by Frank Wehr
When it comes to picking an investment advisor or individual investments in today’s market, it can be very difficult to decide, “What is right for me?” Many novice investors find themselves in a financial position to make investments, but are simply afraid to take the advice of brokers or take a chance on an investment. It is easy to see why people are so hesitant when it comes to trusting the advice of a broker. There is certainly no shortage of stories in the news today about crooked brokers and their brokerage firms and the investors that lost everything on an investment that was supposed to be a “sure thing.”
But it’s not all bad. Believe it or not, most brokers are smart, professional financial advisors who put investors’ interests first. Nevertheless, it is important for investors to know what to keep an eye out for when deciding to invest with a particular broker. The following is a list of 5 red flags that should put every investor on alert.
Note – just because you have experienced one of these red flags does not necessarily mean you have fallen victim to a crooked broker. However, if you have experienced any of these red flags, it might be time to have a conversation with your broker or perhaps consult another advisor for a second opinion.
1. No Risk Of Principal
Many investors find themselves looking for a way to make higher returns than they would if they left their money in savings accounts, but do not want to risk their principal. While there are many low-risk options, such as various government bonds and some mutual funds, there is simply no such thing as a totally risk-free return. Any assurance by a broker that an investment or product offers a totally risk-free return should put the investor on immediate alert. If your broker tells you a product offers a risk-free return, ask her to guarantee in writing that you will not lose your principal. That leads me to my next point….

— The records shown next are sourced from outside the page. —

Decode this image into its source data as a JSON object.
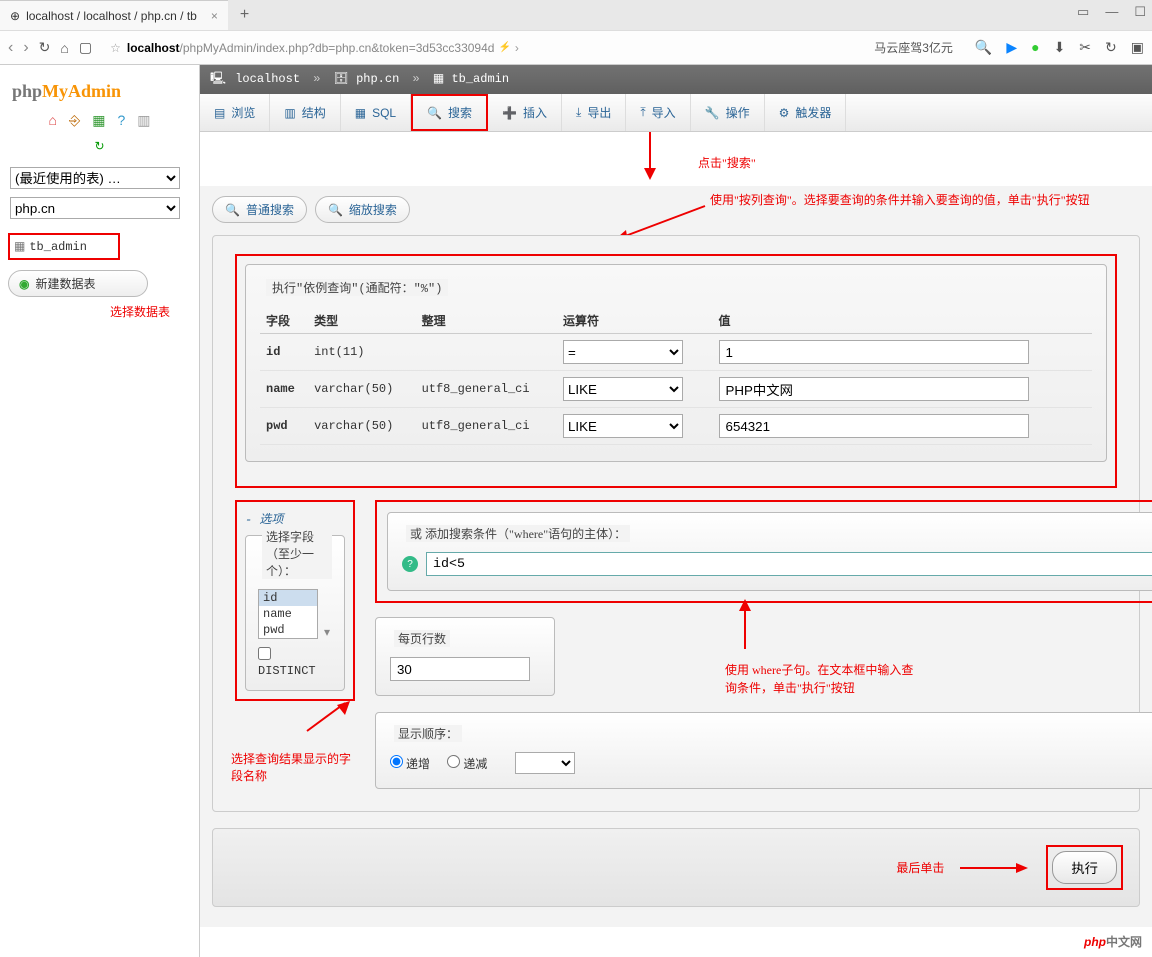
{
  "browser": {
    "tab_title": "localhost / localhost / php.cn / tb",
    "url_host": "localhost",
    "url_path": "/phpMyAdmin/index.php?db=php.cn&token=3d53cc33094d",
    "rhs_text": "马云座驾3亿元"
  },
  "sidebar": {
    "logo1": "php",
    "logo2": "MyAdmin",
    "recent_sel": "(最近使用的表) …",
    "db_sel": "php.cn",
    "table_name": "tb_admin",
    "new_table": "新建数据表",
    "anno_select_table": "选择数据表"
  },
  "breadcrumb": {
    "server": "localhost",
    "db": "php.cn",
    "table": "tb_admin"
  },
  "tabs": {
    "browse": "浏览",
    "structure": "结构",
    "sql": "SQL",
    "search": "搜索",
    "insert": "插入",
    "export": "导出",
    "import": "导入",
    "operations": "操作",
    "triggers": "触发器"
  },
  "anno": {
    "click_search": "点击\"搜索\"",
    "use_col_query": "使用\"按列查询\"。选择要查询的条件并输入要查询的值，单击\"执行\"按钮",
    "field_names": "选择查询结果显示的字段名称",
    "where_clause": "使用 where子句。在文本框中输入查询条件，单击\"执行\"按钮",
    "final_click": "最后单击"
  },
  "subtabs": {
    "normal": "普通搜索",
    "zoom": "缩放搜索"
  },
  "query_by_example": {
    "title": "执行\"依例查询\"(通配符：\"%\")",
    "headers": {
      "field": "字段",
      "type": "类型",
      "collation": "整理",
      "operator": "运算符",
      "value": "值"
    },
    "rows": [
      {
        "field": "id",
        "type": "int(11)",
        "collation": "",
        "op": "=",
        "val": "1"
      },
      {
        "field": "name",
        "type": "varchar(50)",
        "collation": "utf8_general_ci",
        "op": "LIKE",
        "val": "PHP中文网"
      },
      {
        "field": "pwd",
        "type": "varchar(50)",
        "collation": "utf8_general_ci",
        "op": "LIKE",
        "val": "654321"
      }
    ]
  },
  "options": {
    "section_label": "选项",
    "select_fields_legend": "选择字段（至少一个）：",
    "fields": [
      "id",
      "name",
      "pwd"
    ],
    "distinct": "DISTINCT"
  },
  "where": {
    "legend": "或 添加搜索条件（\"where\"语句的主体）：",
    "value": "id<5"
  },
  "rows_per_page": {
    "legend": "每页行数",
    "value": "30"
  },
  "order": {
    "legend": "显示顺序：",
    "asc": "递增",
    "desc": "递减"
  },
  "footer": {
    "exec": "执行"
  },
  "brand": {
    "p": "php",
    "cn": "中文网"
  }
}
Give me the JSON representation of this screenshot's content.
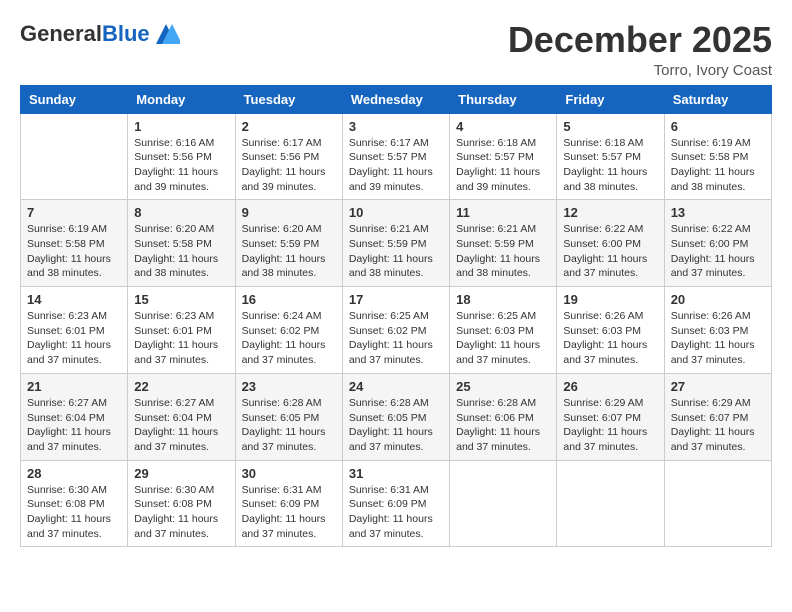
{
  "logo": {
    "general": "General",
    "blue": "Blue"
  },
  "header": {
    "month_title": "December 2025",
    "location": "Torro, Ivory Coast"
  },
  "days_of_week": [
    "Sunday",
    "Monday",
    "Tuesday",
    "Wednesday",
    "Thursday",
    "Friday",
    "Saturday"
  ],
  "weeks": [
    [
      {
        "day": "",
        "info": ""
      },
      {
        "day": "1",
        "info": "Sunrise: 6:16 AM\nSunset: 5:56 PM\nDaylight: 11 hours and 39 minutes."
      },
      {
        "day": "2",
        "info": "Sunrise: 6:17 AM\nSunset: 5:56 PM\nDaylight: 11 hours and 39 minutes."
      },
      {
        "day": "3",
        "info": "Sunrise: 6:17 AM\nSunset: 5:57 PM\nDaylight: 11 hours and 39 minutes."
      },
      {
        "day": "4",
        "info": "Sunrise: 6:18 AM\nSunset: 5:57 PM\nDaylight: 11 hours and 39 minutes."
      },
      {
        "day": "5",
        "info": "Sunrise: 6:18 AM\nSunset: 5:57 PM\nDaylight: 11 hours and 38 minutes."
      },
      {
        "day": "6",
        "info": "Sunrise: 6:19 AM\nSunset: 5:58 PM\nDaylight: 11 hours and 38 minutes."
      }
    ],
    [
      {
        "day": "7",
        "info": "Sunrise: 6:19 AM\nSunset: 5:58 PM\nDaylight: 11 hours and 38 minutes."
      },
      {
        "day": "8",
        "info": "Sunrise: 6:20 AM\nSunset: 5:58 PM\nDaylight: 11 hours and 38 minutes."
      },
      {
        "day": "9",
        "info": "Sunrise: 6:20 AM\nSunset: 5:59 PM\nDaylight: 11 hours and 38 minutes."
      },
      {
        "day": "10",
        "info": "Sunrise: 6:21 AM\nSunset: 5:59 PM\nDaylight: 11 hours and 38 minutes."
      },
      {
        "day": "11",
        "info": "Sunrise: 6:21 AM\nSunset: 5:59 PM\nDaylight: 11 hours and 38 minutes."
      },
      {
        "day": "12",
        "info": "Sunrise: 6:22 AM\nSunset: 6:00 PM\nDaylight: 11 hours and 37 minutes."
      },
      {
        "day": "13",
        "info": "Sunrise: 6:22 AM\nSunset: 6:00 PM\nDaylight: 11 hours and 37 minutes."
      }
    ],
    [
      {
        "day": "14",
        "info": "Sunrise: 6:23 AM\nSunset: 6:01 PM\nDaylight: 11 hours and 37 minutes."
      },
      {
        "day": "15",
        "info": "Sunrise: 6:23 AM\nSunset: 6:01 PM\nDaylight: 11 hours and 37 minutes."
      },
      {
        "day": "16",
        "info": "Sunrise: 6:24 AM\nSunset: 6:02 PM\nDaylight: 11 hours and 37 minutes."
      },
      {
        "day": "17",
        "info": "Sunrise: 6:25 AM\nSunset: 6:02 PM\nDaylight: 11 hours and 37 minutes."
      },
      {
        "day": "18",
        "info": "Sunrise: 6:25 AM\nSunset: 6:03 PM\nDaylight: 11 hours and 37 minutes."
      },
      {
        "day": "19",
        "info": "Sunrise: 6:26 AM\nSunset: 6:03 PM\nDaylight: 11 hours and 37 minutes."
      },
      {
        "day": "20",
        "info": "Sunrise: 6:26 AM\nSunset: 6:03 PM\nDaylight: 11 hours and 37 minutes."
      }
    ],
    [
      {
        "day": "21",
        "info": "Sunrise: 6:27 AM\nSunset: 6:04 PM\nDaylight: 11 hours and 37 minutes."
      },
      {
        "day": "22",
        "info": "Sunrise: 6:27 AM\nSunset: 6:04 PM\nDaylight: 11 hours and 37 minutes."
      },
      {
        "day": "23",
        "info": "Sunrise: 6:28 AM\nSunset: 6:05 PM\nDaylight: 11 hours and 37 minutes."
      },
      {
        "day": "24",
        "info": "Sunrise: 6:28 AM\nSunset: 6:05 PM\nDaylight: 11 hours and 37 minutes."
      },
      {
        "day": "25",
        "info": "Sunrise: 6:28 AM\nSunset: 6:06 PM\nDaylight: 11 hours and 37 minutes."
      },
      {
        "day": "26",
        "info": "Sunrise: 6:29 AM\nSunset: 6:07 PM\nDaylight: 11 hours and 37 minutes."
      },
      {
        "day": "27",
        "info": "Sunrise: 6:29 AM\nSunset: 6:07 PM\nDaylight: 11 hours and 37 minutes."
      }
    ],
    [
      {
        "day": "28",
        "info": "Sunrise: 6:30 AM\nSunset: 6:08 PM\nDaylight: 11 hours and 37 minutes."
      },
      {
        "day": "29",
        "info": "Sunrise: 6:30 AM\nSunset: 6:08 PM\nDaylight: 11 hours and 37 minutes."
      },
      {
        "day": "30",
        "info": "Sunrise: 6:31 AM\nSunset: 6:09 PM\nDaylight: 11 hours and 37 minutes."
      },
      {
        "day": "31",
        "info": "Sunrise: 6:31 AM\nSunset: 6:09 PM\nDaylight: 11 hours and 37 minutes."
      },
      {
        "day": "",
        "info": ""
      },
      {
        "day": "",
        "info": ""
      },
      {
        "day": "",
        "info": ""
      }
    ]
  ]
}
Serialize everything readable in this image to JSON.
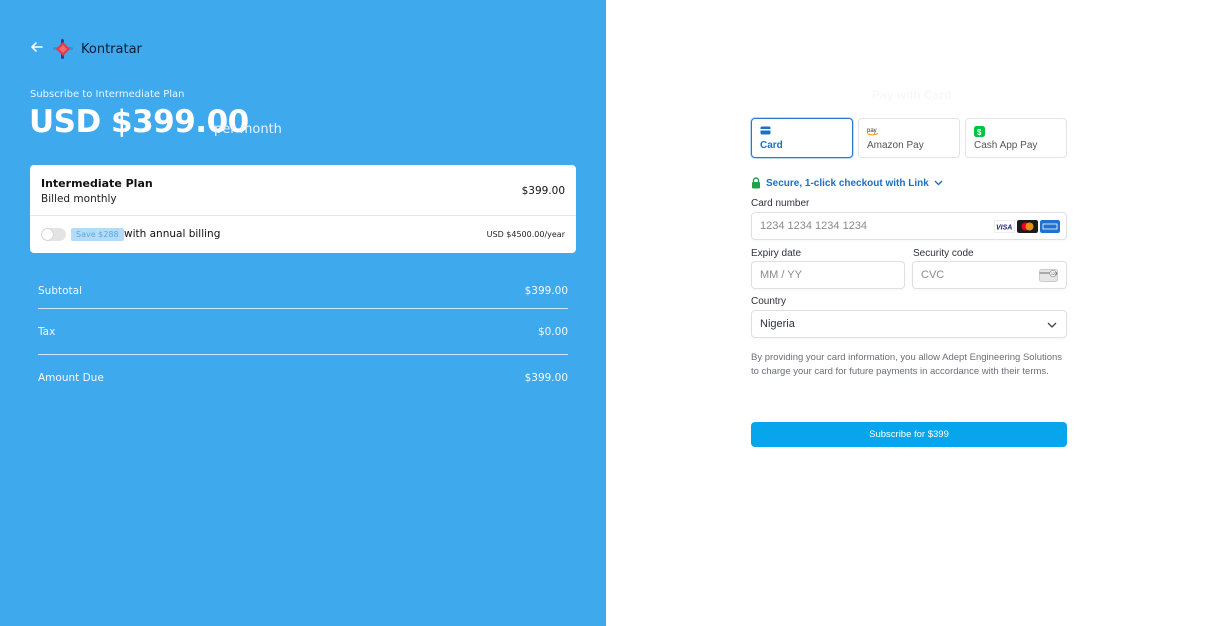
{
  "left": {
    "brand_name": "Kontratar",
    "subscribe_to": "Subscribe to Intermediate Plan",
    "price": "USD $399.00",
    "period": "per month",
    "plan": {
      "name": "Intermediate Plan",
      "billing": "Billed monthly",
      "price": "$399.00",
      "save_badge": "Save $288",
      "annual_label": "with annual billing",
      "annual_price": "USD $4500.00/year",
      "annual_toggle_on": false
    },
    "summary": {
      "subtotal_label": "Subtotal",
      "subtotal_value": "$399.00",
      "tax_label": "Tax",
      "tax_value": "$0.00",
      "amount_due_label": "Amount Due",
      "amount_due_value": "$399.00"
    },
    "background_color": "#3fa9ee"
  },
  "right": {
    "title": "Pay with Card",
    "methods": [
      {
        "label": "Card",
        "icon": "credit-card-icon",
        "selected": true
      },
      {
        "label": "Amazon Pay",
        "icon": "amazon-pay-icon",
        "selected": false
      },
      {
        "label": "Cash App Pay",
        "icon": "cash-app-icon",
        "selected": false
      }
    ],
    "link_text": "Secure, 1-click checkout with Link",
    "card_number": {
      "label": "Card number",
      "placeholder": "1234 1234 1234 1234",
      "brands": [
        "visa-icon",
        "mastercard-icon",
        "amex-icon"
      ]
    },
    "expiry": {
      "label": "Expiry date",
      "placeholder": "MM / YY"
    },
    "security": {
      "label": "Security code",
      "placeholder": "CVC",
      "icon": "cvc-card-icon"
    },
    "country": {
      "label": "Country",
      "value": "Nigeria"
    },
    "consent": "By providing your card information, you allow Adept Engineering Solutions to charge your card for future payments in accordance with their terms.",
    "submit_label": "Subscribe for $399",
    "accent_color": "#07a6ec"
  }
}
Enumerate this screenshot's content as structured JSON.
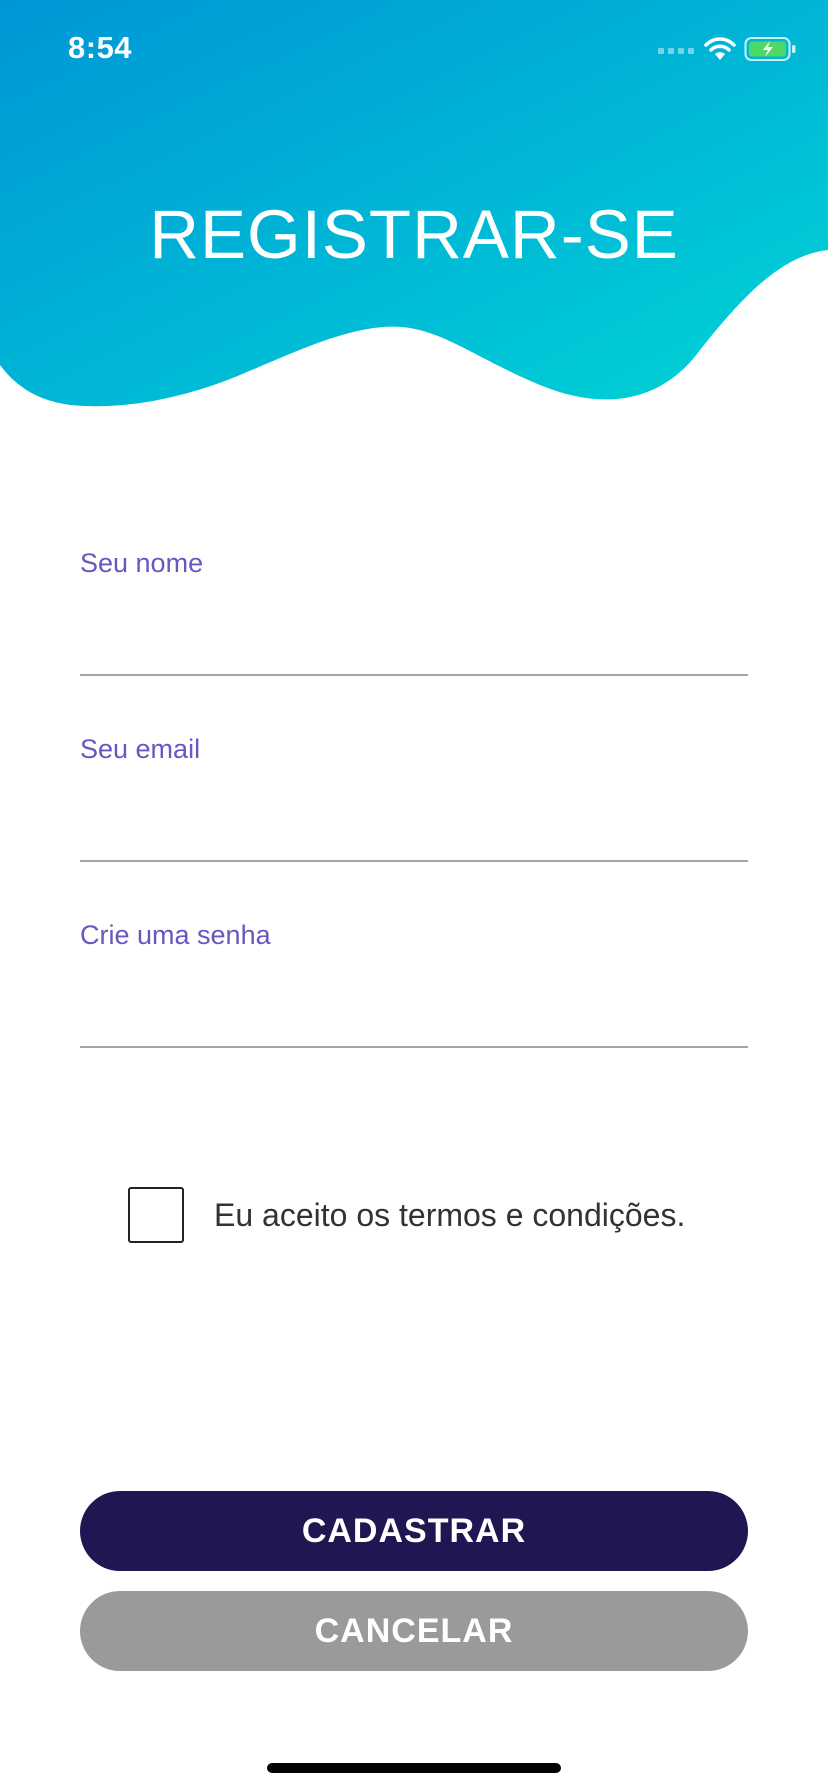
{
  "status_bar": {
    "time": "8:54",
    "icons": [
      "signal-icon",
      "wifi-icon",
      "battery-charging-icon"
    ]
  },
  "header": {
    "title": "REGISTRAR-SE",
    "gradient": [
      "#0096d6",
      "#00d4d6"
    ]
  },
  "form": {
    "fields": [
      {
        "label": "Seu nome",
        "value": "",
        "placeholder": ""
      },
      {
        "label": "Seu email",
        "value": "",
        "placeholder": ""
      },
      {
        "label": "Crie uma senha",
        "value": "",
        "placeholder": ""
      }
    ],
    "label_color": "#6b55c0",
    "terms": {
      "label": "Eu aceito os termos e condições.",
      "checked": false
    }
  },
  "actions": {
    "submit_label": "CADASTRAR",
    "cancel_label": "CANCELAR",
    "submit_color": "#201652",
    "cancel_color": "#9a9a9a"
  }
}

FINRA (Financial Industry Regulatory Authority), which oversees all brokers and firms, explicitly prohibits brokers from making guarantees about the performance of an investment. Every investor wants assurances that they will make money or that they will not lose money. But, if your broker is making promises against losses, she is also putting her broker license at risk. Investors should always ask their brokers for explanations of the risks involved in an investment and the reasons why the broker thinks an investment might perform a certain way instead of counting on guarantees. If the only way a broker can sell you an investment is by making promises about it, you probably do not want anything to do with the product… or the broker.
3. Repayment of Losses
This applies to investors who have already taken some losses and their broker or investment advisor wants to cut them a personal check to repay them for those losses. Seems like you might have a real stand-up broker who genuinely feels bad about the losses you have taken, right? WRONG! This is highly unethical and would be grounds for termination of any broker caught doing so by their firm. FINRA rule 2150(c) and every brokerage firm, which is governed by FINRA, prohibit brokers from personally repaying clients for their losses. If you find yourself holding a check for your losses with “Sorry” in the memo line, it is time to talk to a supervisor.
4. An Investment You Don’t Understand
With the amount of complex investment products and technical jargon that get thrown around by finance professionals, it is easy to see how so many investors can get confused. For this reason, many investors put their full faith in their broker and purchase recommended products they do not fully understand. They figure, “I do not really need to understand these products as long as my advisor does.” Even if your broker is a friend or family member, this is an extremely risky strategy. If you purchase a product you do not truly understand, chances are you also will not understand your broker’s explanation of why you lost a quarter of your principal investment over a 3-month period either. When it comes to the more complicated investment products—i.e. UITs, REITs, etc.—the devil is really in the details and often times so is the risk. Furthermore, many of the more complex products, are more expensive to own due to maintenance fees—fees you might not understand without a fulsome understanding of the product itself. But, you do not need to pass the Series 7 to understand what’s in your portfolio. You should feel comfortable asking your broker to explain how a particular investment functions and why it is appropriate for you. Put more simply, if you do not understand it, ask your broker to explain it again. And if you still do not understand it, ask for something else.
5. Penny Stocks
Penny stocks are equities that trade for less than $5 per share. Penny stocks seem appealing to some investors as they can offer the opportunity to purchase a considerable number of cheap shares early on in a company’s life. When a penny stock company hits it big—like Monster Energy Drinks, True Religion Jeans and Pier 1 Imports all did—holders of their penny stock stand to make huge returns. But, most people don’t realize just how speculative penny stocks are and how rarely they make money for their investors. Most penny stocks are offered by young, small, unproven companies without sufficient capital to run their business. As a result, many penny stock companies go bankrupt and lose all the money invested by their shareholders. Not to mention, penny stocks are a favorite vehicle among financial criminals to defraud and steal from investors. According to FINRA, penny stock fraud is one of the top 5 most common types of financial scams out there. The point here is that your broker should NEVER recommend penny stocks unless you specifically ask for something speculative and you are willing to lose all the money you invest in them. In most cases, you would be better off putting your money on the craps table than in a penny stock. At least in the casino you get to roll the dice.